Earlier this month developer Return7 reported that Apple had rejected an update to their iPhone app CastCatcher [App Store, $3.99] from being posted in the App Store on the grounds of excessive bandwidth usage. The explanation didn't seem to fit since its bandwidth usage hadn't changed in the update, and the app still used much less than some apps. Fortunately, Apple has since come to their senses and approved the update. The reason for the sudden change is unknown. [via MacRumors]
Apple may be tightening their restrictions for apps that use a lot of bandwidth in the App Store. According to iPhone app developer Return7, Apple has rejected their most recent version update to their internet radio app CastCatcher [App Store]. The reason they gave was that the app used too much bandwidth.
21 year old German programmer has created a cool native app for planning trips in Berlin. The app used GPS and a map of Berlin's subway system to show you where the nearest subway station is. Earlier this month, however, Apple temporarily removed the app from the App Store at the request of BVG, Berlin's subway operator.

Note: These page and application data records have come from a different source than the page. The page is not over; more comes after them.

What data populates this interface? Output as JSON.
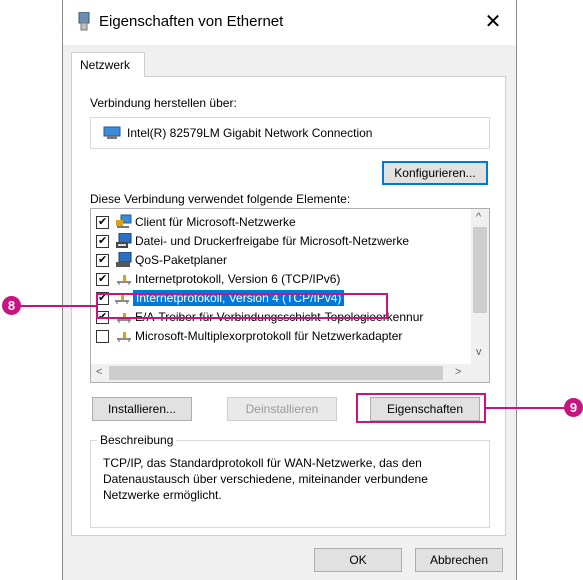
{
  "window": {
    "title": "Eigenschaften von Ethernet",
    "close_label": "✕"
  },
  "tabs": [
    {
      "label": "Netzwerk"
    }
  ],
  "connect_via": {
    "label": "Verbindung herstellen über:",
    "adapter": "Intel(R) 82579LM Gigabit Network Connection"
  },
  "buttons": {
    "configure": "Konfigurieren...",
    "install": "Installieren...",
    "uninstall": "Deinstallieren",
    "properties": "Eigenschaften",
    "ok": "OK",
    "cancel": "Abbrechen"
  },
  "elements": {
    "label": "Diese Verbindung verwendet folgende Elemente:",
    "items": [
      {
        "label": "Client für Microsoft-Netzwerke",
        "checked": true,
        "icon": "network-client-icon"
      },
      {
        "label": "Datei- und Druckerfreigabe für Microsoft-Netzwerke",
        "checked": true,
        "icon": "printer-computer-icon"
      },
      {
        "label": "QoS-Paketplaner",
        "checked": true,
        "icon": "computer-icon"
      },
      {
        "label": "Internetprotokoll, Version 6 (TCP/IPv6)",
        "checked": true,
        "icon": "protocol-icon"
      },
      {
        "label": "Internetprotokoll, Version 4 (TCP/IPv4)",
        "checked": true,
        "icon": "protocol-icon",
        "selected": true
      },
      {
        "label": "E/A-Treiber für Verbindungsschicht-Topologieerkennur",
        "checked": true,
        "icon": "protocol-icon"
      },
      {
        "label": "Microsoft-Multiplexorprotokoll für Netzwerkadapter",
        "checked": false,
        "icon": "protocol-icon"
      }
    ]
  },
  "description": {
    "legend": "Beschreibung",
    "text": "TCP/IP, das Standardprotokoll für WAN-Netzwerke, das den Datenaustausch über verschiedene, miteinander verbundene Netzwerke ermöglicht."
  },
  "callouts": {
    "first": "8",
    "second": "9"
  },
  "colors": {
    "accent": "#c7147e",
    "selection": "#0078d7"
  }
}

With the controversy around Apple's removal of several apps like Podcaster, there's been some uncertainty about exactly what would be able to get into the App Store. Well, now we can check web browsers off the list. The NY Times wrote about Opera Software earlier today, in which they revealed that the Opera browser has already been submitted and rejected from the App Store.
Peter Hosey, contributing developer of projects like Adium and Growl, has created a refrence website listing all of the apps he could find that had been rejected or pulled from the App Store against the developer's wishes. The list, titled the iPhone Applications Graveyard, includes apps like the infamous NetShare, Tris, and Podcaster.
Now that Apple has cut off his ability to distribute Podcaster using legitimate means, it's developer has released the app onto Cydia for use on jailbroken devices. To purchase the app, users must go to NextDayOff.com and purchase a license with paypal. If you don't feel like spending the $4.99 he's asking, you can use it without a license for 14 days.
As if their app distribution practices weren't unpopular enough, Podcaster developer Alex Sokirynsky wrote in a blog post that has already been removed (probably because it violated his NDA) that Apple has cut him off from distributing any more legitimate copies of Podcaster though their ad hoc distribution method.
In what appears to be a response to the swarm of bad press surrounding the controversial rejection of certain apps from the App Store, Apple has now extended their NDA to include the contents of the rejection letters sent to the developers notifying them that their app has been rejected. The move makes it a breech of the legally binding SDK agreement to share the contents of the email.
Yet another app has felt the wrath of App Store rejection. Angelo Dinardi wrote in his blog about an app he had created and submitted to Apple for review called MailWrangler. The app used webkit to allow a user to view multiple Gmail accounts using the same application, logging them in automatically. Unlike the mail app, it allows a user to "see threaded views, your google contacts, archive (quickly), star, etc".
Podcaster, an application for subscribing, downloading, and streaming podcasts directly to the iPhone, was recently rejected from the App Store. According to Podcaster's developer, Alex S, the Apple rep said that "Since Podcaster assists in the distribution of podcasts, it duplicates the functionality of the Podcast section of iTunes." was the reason for the rejection.